### Exercise prompt
Give back each line of the listing below that contains the string "text".

= Beginning of Section =

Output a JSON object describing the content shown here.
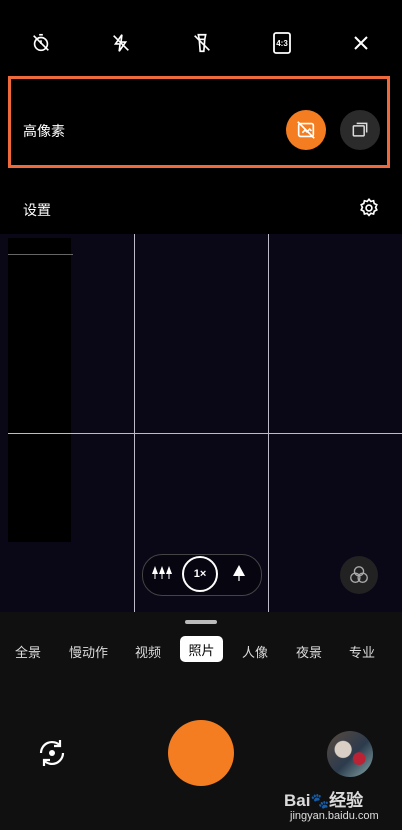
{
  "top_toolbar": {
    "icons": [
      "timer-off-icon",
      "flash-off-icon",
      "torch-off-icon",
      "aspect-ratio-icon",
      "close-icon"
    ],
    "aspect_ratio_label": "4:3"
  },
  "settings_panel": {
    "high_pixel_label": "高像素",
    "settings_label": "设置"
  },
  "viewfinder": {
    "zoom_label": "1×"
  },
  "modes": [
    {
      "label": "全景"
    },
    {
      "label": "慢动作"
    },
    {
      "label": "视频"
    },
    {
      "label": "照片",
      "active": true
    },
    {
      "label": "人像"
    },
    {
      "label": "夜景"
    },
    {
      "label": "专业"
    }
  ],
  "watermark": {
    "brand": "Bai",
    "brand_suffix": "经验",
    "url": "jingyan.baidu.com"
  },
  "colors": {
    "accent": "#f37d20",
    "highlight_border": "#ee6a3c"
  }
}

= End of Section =
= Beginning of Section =

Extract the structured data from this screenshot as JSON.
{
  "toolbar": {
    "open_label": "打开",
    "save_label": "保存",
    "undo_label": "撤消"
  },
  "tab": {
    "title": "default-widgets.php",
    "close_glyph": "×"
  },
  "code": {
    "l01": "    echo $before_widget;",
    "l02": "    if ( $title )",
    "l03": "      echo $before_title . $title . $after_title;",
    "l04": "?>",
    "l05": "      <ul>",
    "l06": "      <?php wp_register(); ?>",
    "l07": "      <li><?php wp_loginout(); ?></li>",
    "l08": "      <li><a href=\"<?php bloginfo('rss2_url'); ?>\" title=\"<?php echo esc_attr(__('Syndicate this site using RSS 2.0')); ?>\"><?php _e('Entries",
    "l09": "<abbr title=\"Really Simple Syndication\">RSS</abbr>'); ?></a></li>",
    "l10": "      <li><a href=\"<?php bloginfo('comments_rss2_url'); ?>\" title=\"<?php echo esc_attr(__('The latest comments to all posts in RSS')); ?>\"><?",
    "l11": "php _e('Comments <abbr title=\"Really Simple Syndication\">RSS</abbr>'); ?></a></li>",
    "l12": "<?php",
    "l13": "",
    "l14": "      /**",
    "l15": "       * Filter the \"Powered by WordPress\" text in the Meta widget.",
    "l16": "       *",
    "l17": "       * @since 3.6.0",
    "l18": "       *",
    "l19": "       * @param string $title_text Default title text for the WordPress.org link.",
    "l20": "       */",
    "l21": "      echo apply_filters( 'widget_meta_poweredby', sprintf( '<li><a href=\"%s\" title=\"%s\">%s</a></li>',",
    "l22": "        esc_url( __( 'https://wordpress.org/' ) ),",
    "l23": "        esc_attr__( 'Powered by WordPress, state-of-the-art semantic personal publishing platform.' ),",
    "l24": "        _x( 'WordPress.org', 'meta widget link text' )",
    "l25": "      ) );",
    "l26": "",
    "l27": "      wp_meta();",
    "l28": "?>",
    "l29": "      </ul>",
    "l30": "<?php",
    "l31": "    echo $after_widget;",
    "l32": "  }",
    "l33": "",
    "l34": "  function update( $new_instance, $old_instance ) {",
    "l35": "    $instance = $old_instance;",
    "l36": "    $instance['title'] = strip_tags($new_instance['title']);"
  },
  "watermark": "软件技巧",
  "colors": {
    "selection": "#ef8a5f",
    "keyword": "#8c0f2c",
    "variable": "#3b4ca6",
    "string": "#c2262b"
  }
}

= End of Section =

### Task solution
    "l15": "       * Filter the \"Powered by WordPress\" text in the Meta widget.",
    "l19": "       * @param string $title_text Default title text for the WordPress.org link.",
    "l24": "        _x( 'WordPress.org', 'meta widget link text' )",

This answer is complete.